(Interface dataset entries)
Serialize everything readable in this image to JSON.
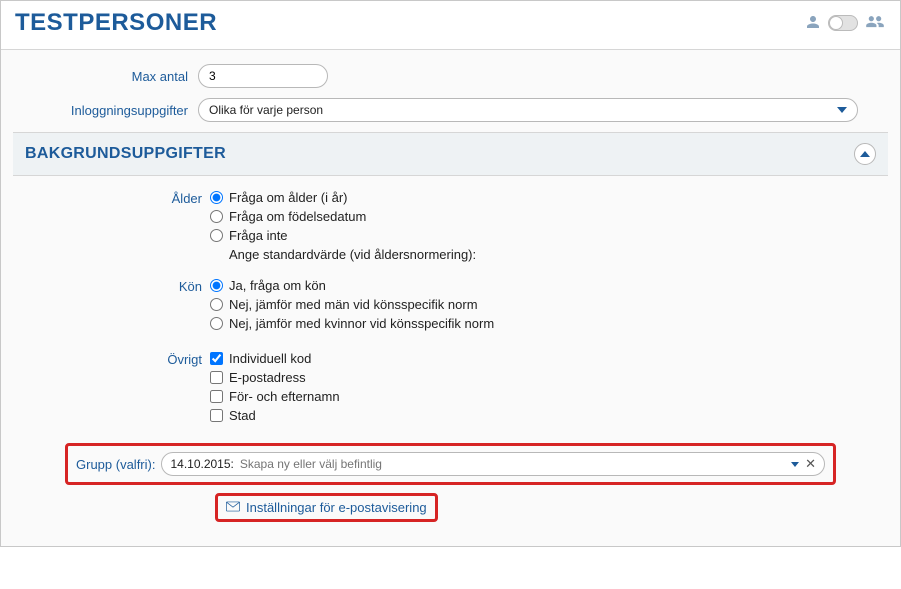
{
  "title": "TESTPERSONER",
  "max_antal": {
    "label": "Max antal",
    "value": "3"
  },
  "inloggning": {
    "label": "Inloggningsuppgifter",
    "value": "Olika för varje person"
  },
  "section": {
    "title": "BAKGRUNDSUPPGIFTER"
  },
  "alder": {
    "label": "Ålder",
    "opt1": "Fråga om ålder (i år)",
    "opt2": "Fråga om födelsedatum",
    "opt3": "Fråga inte",
    "note": "Ange standardvärde (vid åldersnormering):"
  },
  "kon": {
    "label": "Kön",
    "opt1": "Ja, fråga om kön",
    "opt2": "Nej, jämför med män vid könsspecifik norm",
    "opt3": "Nej, jämför med kvinnor vid könsspecifik norm"
  },
  "ovrigt": {
    "label": "Övrigt",
    "opt1": "Individuell kod",
    "opt2": "E-postadress",
    "opt3": "För- och efternamn",
    "opt4": "Stad"
  },
  "grupp": {
    "label": "Grupp (valfri):",
    "prefix": "14.10.2015:",
    "placeholder": "Skapa ny eller välj befintlig"
  },
  "email_link": "Inställningar för e-postavisering"
}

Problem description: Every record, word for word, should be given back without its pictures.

Task response:
Serialize everything readable in this image to JSON.
{
  "title": "TESTPERSONER",
  "max_antal": {
    "label": "Max antal",
    "value": "3"
  },
  "inloggning": {
    "label": "Inloggningsuppgifter",
    "value": "Olika för varje person"
  },
  "section": {
    "title": "BAKGRUNDSUPPGIFTER"
  },
  "alder": {
    "label": "Ålder",
    "opt1": "Fråga om ålder (i år)",
    "opt2": "Fråga om födelsedatum",
    "opt3": "Fråga inte",
    "note": "Ange standardvärde (vid åldersnormering):"
  },
  "kon": {
    "label": "Kön",
    "opt1": "Ja, fråga om kön",
    "opt2": "Nej, jämför med män vid könsspecifik norm",
    "opt3": "Nej, jämför med kvinnor vid könsspecifik norm"
  },
  "ovrigt": {
    "label": "Övrigt",
    "opt1": "Individuell kod",
    "opt2": "E-postadress",
    "opt3": "För- och efternamn",
    "opt4": "Stad"
  },
  "grupp": {
    "label": "Grupp (valfri):",
    "prefix": "14.10.2015:",
    "placeholder": "Skapa ny eller välj befintlig"
  },
  "email_link": "Inställningar för e-postavisering"
}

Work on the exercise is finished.